Lowes says that Loadstars up to 35lb and Twinstars use axial airflow and sealed cylinder rims so that all warm air goes through the drum and the work rather than around it, cutting energy use by up to 50%.

Miele’s Martin also believes that tumble dryer design can really influence running costs: “A machine fitted with a reverse action drum will use 15% less energy than a single direction drum.”

Manufacturers’ efforts to increase efficiency also extend to finishing. Kannegiesser offers a two-roll ironer using a flexible heating band that offers the same capacity the same as a conventional three-roll ironer. The smaller surface of the heating band and efficient insulation mean that heat radiation is reduced, yielding savings of 54,900kg of steam per year.

Its tunnel finishers operate with air-recirculation rates of approximately 90% and feature modular temperature settings for different stages.

When it comes to flatwork, Lowes says that if steam is available it should be the first choice of heating source, then gas, then electricity.
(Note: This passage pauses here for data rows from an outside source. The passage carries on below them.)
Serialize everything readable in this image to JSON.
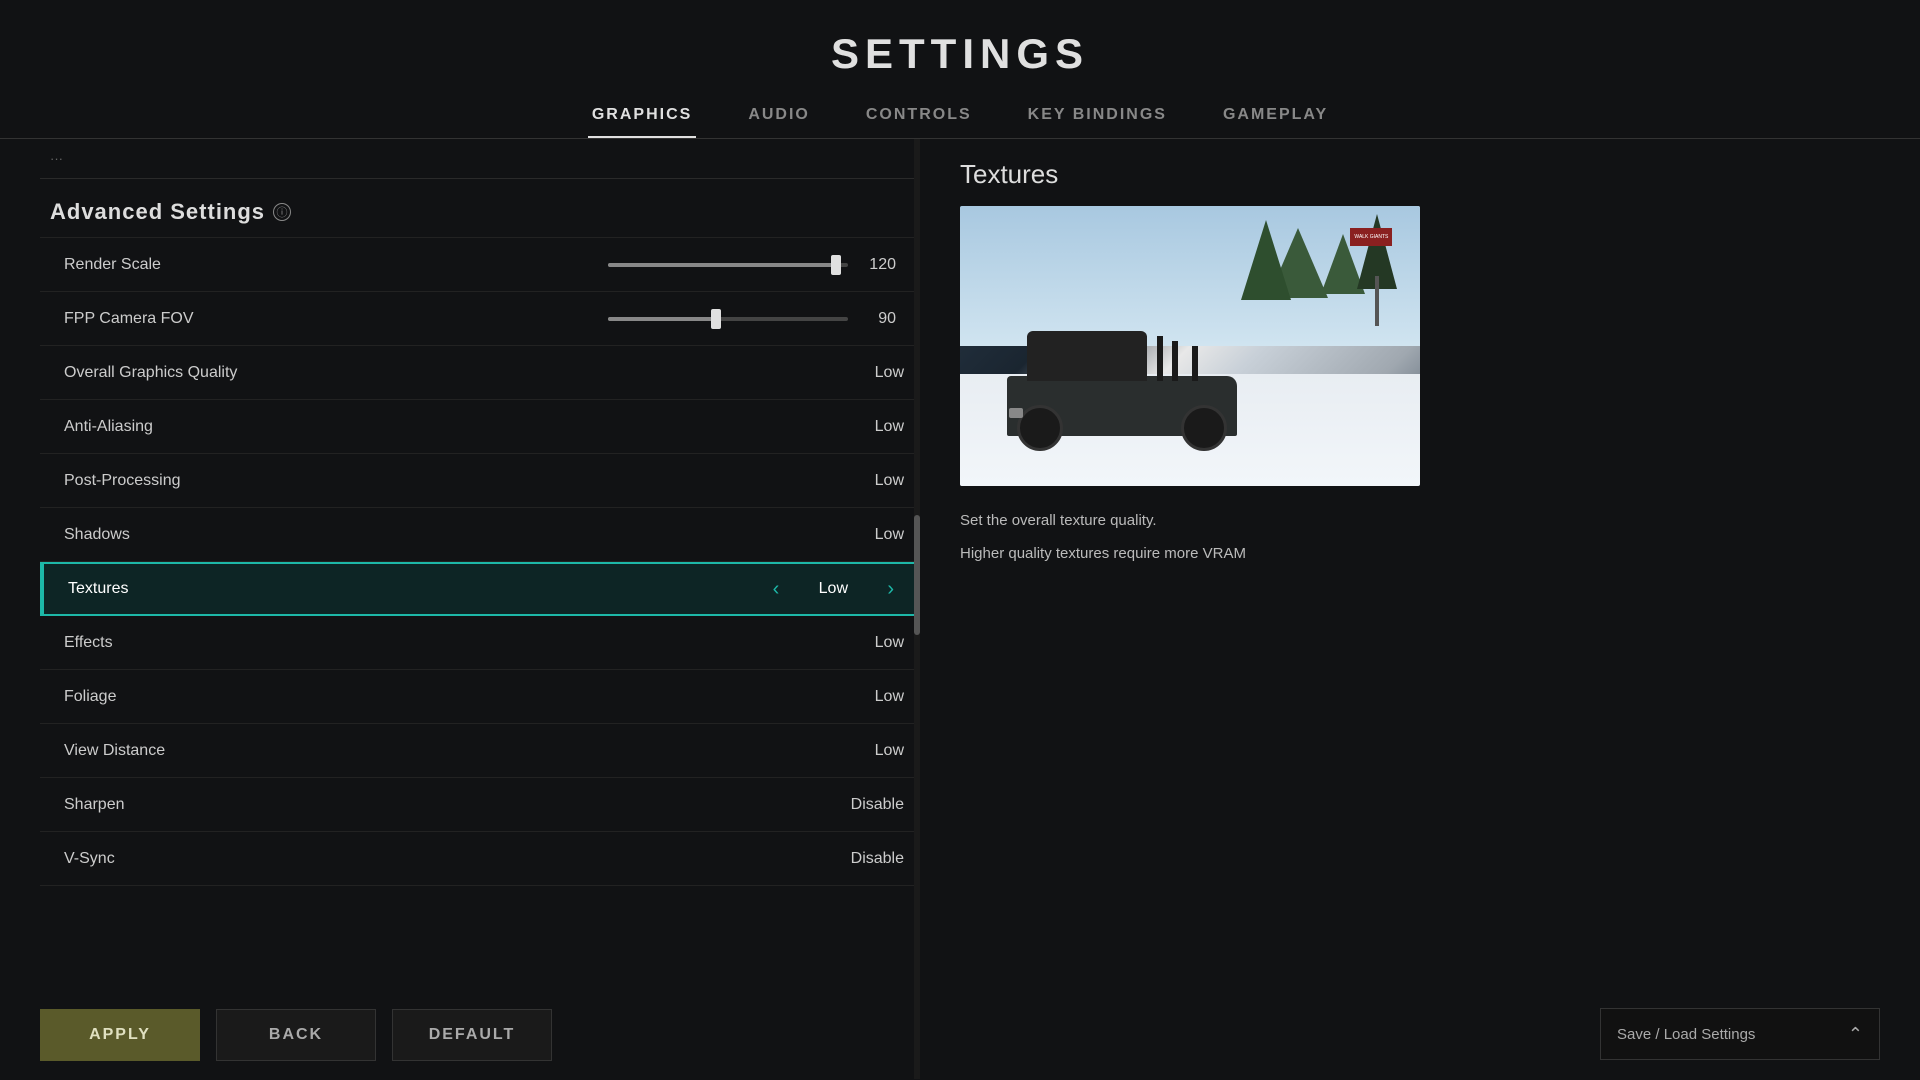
{
  "page": {
    "title": "SETTINGS"
  },
  "tabs": [
    {
      "id": "graphics",
      "label": "GRAPHICS",
      "active": true
    },
    {
      "id": "audio",
      "label": "AUDIO",
      "active": false
    },
    {
      "id": "controls",
      "label": "CONTROLS",
      "active": false
    },
    {
      "id": "keybindings",
      "label": "KEY BINDINGS",
      "active": false
    },
    {
      "id": "gameplay",
      "label": "GAMEPLAY",
      "active": false
    }
  ],
  "advanced_settings": {
    "header": "Advanced Settings",
    "info_icon": "ⓘ",
    "rows": [
      {
        "id": "render-scale",
        "name": "Render Scale",
        "type": "slider",
        "value": "120",
        "fill_percent": 95
      },
      {
        "id": "fpp-camera-fov",
        "name": "FPP Camera FOV",
        "type": "slider",
        "value": "90",
        "fill_percent": 45
      },
      {
        "id": "overall-graphics",
        "name": "Overall Graphics Quality",
        "type": "select",
        "value": "Low",
        "active": false
      },
      {
        "id": "anti-aliasing",
        "name": "Anti-Aliasing",
        "type": "select",
        "value": "Low",
        "active": false
      },
      {
        "id": "post-processing",
        "name": "Post-Processing",
        "type": "select",
        "value": "Low",
        "active": false
      },
      {
        "id": "shadows",
        "name": "Shadows",
        "type": "select",
        "value": "Low",
        "active": false
      },
      {
        "id": "textures",
        "name": "Textures",
        "type": "select",
        "value": "Low",
        "active": true
      },
      {
        "id": "effects",
        "name": "Effects",
        "type": "select",
        "value": "Low",
        "active": false
      },
      {
        "id": "foliage",
        "name": "Foliage",
        "type": "select",
        "value": "Low",
        "active": false
      },
      {
        "id": "view-distance",
        "name": "View Distance",
        "type": "select",
        "value": "Low",
        "active": false
      },
      {
        "id": "sharpen",
        "name": "Sharpen",
        "type": "select",
        "value": "Disable",
        "active": false
      },
      {
        "id": "vsync",
        "name": "V-Sync",
        "type": "select",
        "value": "Disable",
        "active": false
      }
    ]
  },
  "preview_panel": {
    "title": "Textures",
    "description1": "Set the overall texture quality.",
    "description2": "Higher quality textures require more VRAM"
  },
  "bottom_bar": {
    "apply_label": "APPLY",
    "back_label": "BACK",
    "default_label": "DEFAULT",
    "save_load_label": "Save / Load Settings"
  }
}
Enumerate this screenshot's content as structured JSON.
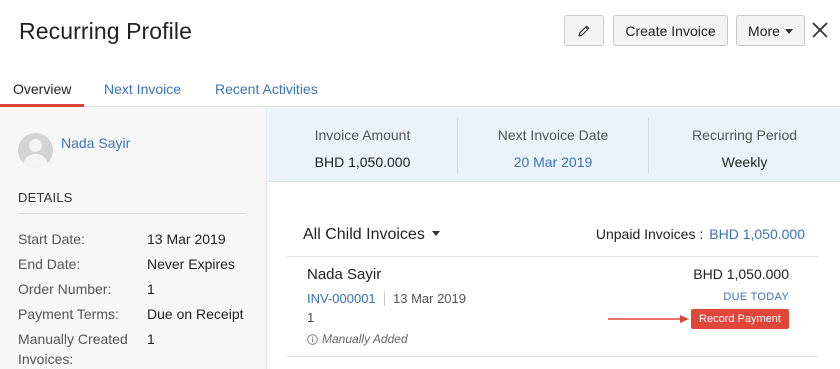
{
  "header": {
    "title": "Recurring Profile",
    "edit_icon": "pencil-icon",
    "create_invoice_label": "Create Invoice",
    "more_label": "More",
    "close_icon": "close-icon"
  },
  "tabs": [
    {
      "label": "Overview",
      "active": true
    },
    {
      "label": "Next Invoice",
      "active": false
    },
    {
      "label": "Recent Activities",
      "active": false
    }
  ],
  "sidebar": {
    "customer_name": "Nada Sayir",
    "details_heading": "DETAILS",
    "details": [
      {
        "label": "Start Date:",
        "value": "13 Mar 2019"
      },
      {
        "label": "End Date:",
        "value": "Never Expires"
      },
      {
        "label": "Order Number:",
        "value": "1"
      },
      {
        "label": "Payment Terms:",
        "value": "Due on Receipt"
      },
      {
        "label": "Manually Created Invoices:",
        "value": "1"
      }
    ]
  },
  "summary": {
    "invoice_amount_label": "Invoice Amount",
    "invoice_amount_value": "BHD 1,050.000",
    "next_invoice_date_label": "Next Invoice Date",
    "next_invoice_date_value": "20 Mar 2019",
    "recurring_period_label": "Recurring Period",
    "recurring_period_value": "Weekly"
  },
  "child_invoices": {
    "filter_label": "All Child Invoices",
    "unpaid_label": "Unpaid Invoices :",
    "unpaid_amount": "BHD 1,050.000",
    "items": [
      {
        "customer": "Nada Sayir",
        "number": "INV-000001",
        "date": "13 Mar 2019",
        "count": "1",
        "note": "Manually Added",
        "amount": "BHD 1,050.000",
        "status": "DUE TODAY",
        "action_label": "Record Payment"
      }
    ]
  },
  "colors": {
    "accent_blue": "#3a73b8",
    "accent_red": "#e0463a",
    "summary_bg": "#eaf3fb",
    "sidebar_bg": "#f7f7f7"
  }
}
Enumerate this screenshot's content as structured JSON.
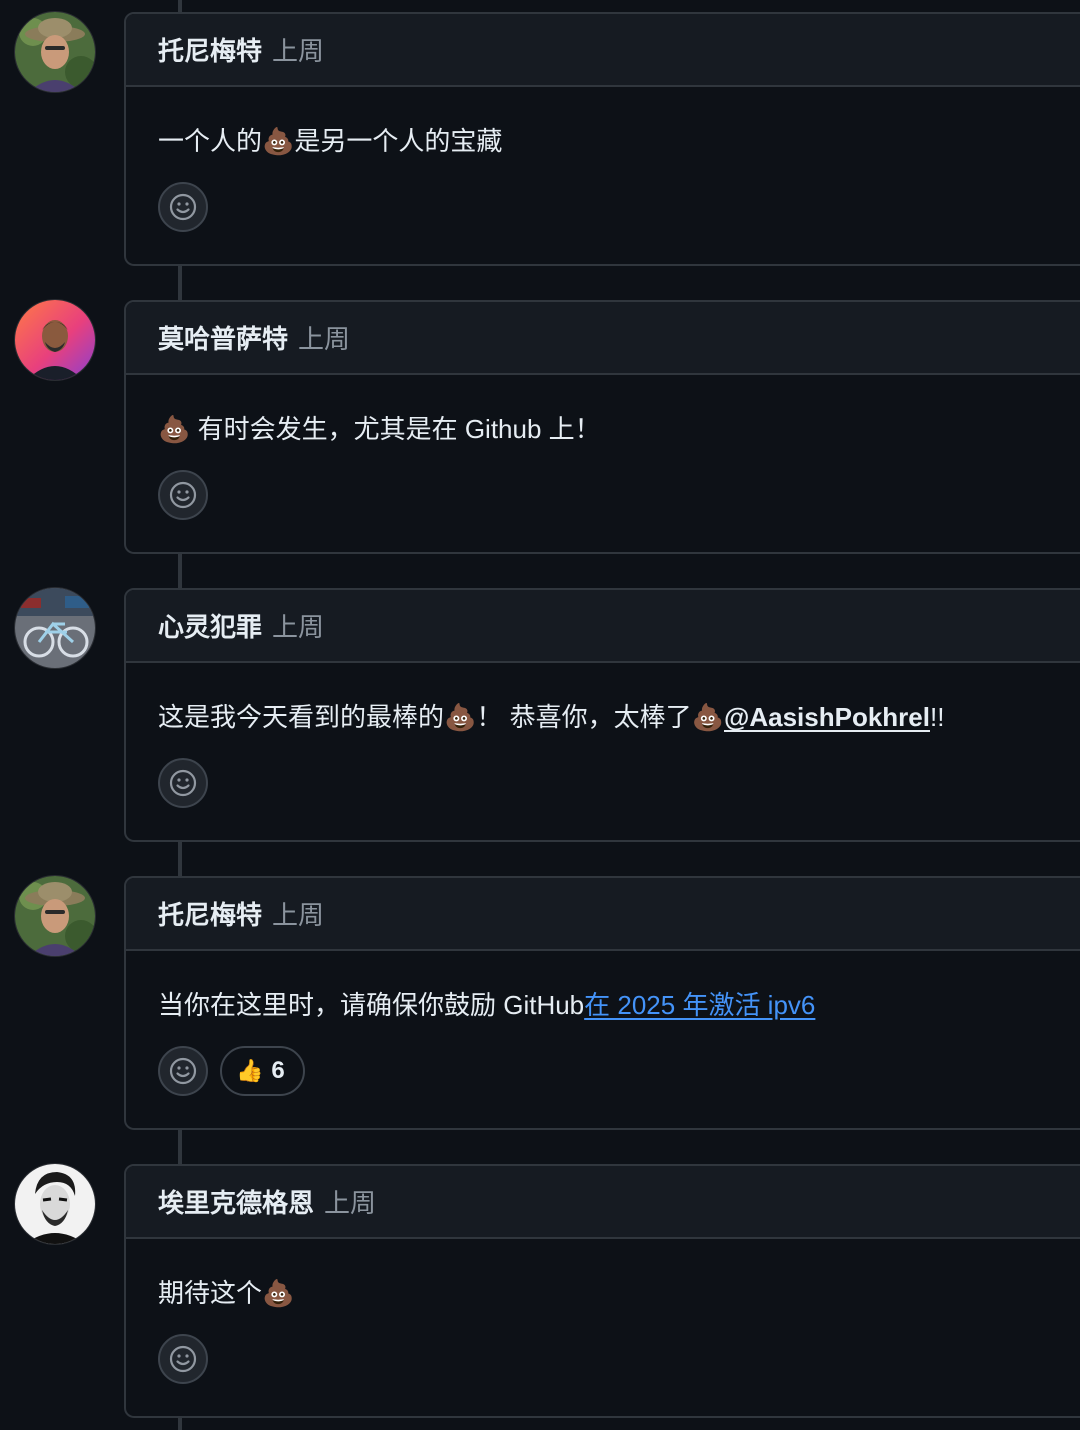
{
  "comments": [
    {
      "author": "托尼梅特",
      "time": "上周",
      "avatar": "person-hat-avatar",
      "body": [
        "一个人的",
        "💩",
        "是另一个人的宝藏"
      ]
    },
    {
      "author": "莫哈普萨特",
      "time": "上周",
      "avatar": "person-gradient-avatar",
      "body": [
        "💩",
        " 有时会发生，尤其是在 Github 上！"
      ]
    },
    {
      "author": "心灵犯罪",
      "time": "上周",
      "avatar": "bicycle-avatar",
      "body_pre": "这是我今天看到的最棒的",
      "body_mid": "！ 恭喜你，太棒了",
      "mention": "@AasishPokhrel",
      "body_post": "!!"
    },
    {
      "author": "托尼梅特",
      "time": "上周",
      "avatar": "person-hat-avatar",
      "body_pre": "当你在这里时，请确保你鼓励 GitHub",
      "link": "在 2025 年激活 ipv6",
      "reaction": {
        "icon": "thumbs-up-icon",
        "emoji": "👍",
        "count": "6"
      }
    },
    {
      "author": "埃里克德格恩",
      "time": "上周",
      "avatar": "sketch-portrait-avatar",
      "body": [
        "期待这个",
        "💩"
      ]
    }
  ],
  "colors": {
    "background": "#0d1117",
    "header": "#161b22",
    "border": "#30363d",
    "link": "#4493f8",
    "muted": "#8b949e"
  }
}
But he adds that it is rare for there to be many options once a laundry has passed the planning stage, so manufacturers support their installations with advice on all aspects from sizing and energy consumption to programming.

Training – either from a manufacture or laundry supervisor – is essential to ensure staff know which programs to use rather than opting for a default setting.

Another useful source of information is the Carbon Trust (www.carbontrust.co.uk/energy), which is committed to helping businesses reduce energy use. Laundry businesses that have an annual energy bill of more than £50,000 per site can qualify for a free energy audit which identifies wastage hot spots while smaller businesses can apply for an interest-free loan for the purchase of energy-saving equipment.

The laundry industry is becoming increasingly energy and resource conscious and this move will develop. As the TSA stresses, industrial laundering is already more efficient than domestic, but expectations are rising and more action to reduce carbon emissions can only improve the industry’s image.

Yet assessing energy efficiency is not always straightforward. as Martin explains: “All domestic white goods are energy rated, and the government is currently considering introducing a similar scheme for commercial equipment. However, due to the diversity of capacities and configurations it will prove difficult to implement.”

The TSA continues to lobby for industry exemption from 80% of the climate change levy in return for meeting tough but achievable energy reductions over a 10-year period. A water and energy survey is underway to gather data to support an such an exemption.

TSA has also worked with the Carbon Trust to secure 100% capital allowances for certain water-efficient washing machines to encourage uptake. Individually laundries are working to increase efficiency.

Ecolab’s business development manager Christian Roth sums up the future: “Only laundries that know about their energy consumption and manage it will survive.”

HIGH-EXTRACTION: Smaller OPLs can increase efficiency with Miele’s Little Giants washers which have a 1400rpm extract which produces residual moisture of 50% reducing dryer time

Christeyns Heat-X
TUNNEL EFFICIENCY: Christeyns Heat-X rotor self-cleaning heat-exchanger can produce up to 50% savings when integrated with a tunnel washer

NO ESCAPE:: Kannegiesser’s PowerDry is designed to prevent hot air escaping ensuring drying is always at maximum efficiency

PROCESS CONTROL: (bottom right)The Primus FS16/STM at Nicola Killeen Textiles where the techniques used requires that the work is held at exactly the right temperature for the right time

Ecolab, Aquacycler and Aquamiser ( two pics – one caption
CLEAN AND REUSE: Ecolab’s Aquacycler and Aquamiser systems are filtration systems for cleaning water so that it can re-used. The Aquacycler ( top) is designed mainly for washer-extractors and can handle up to 10 cu m waste water per hour with a recovery rate up to 60%. The Aquamiser (above) is for use in tunnels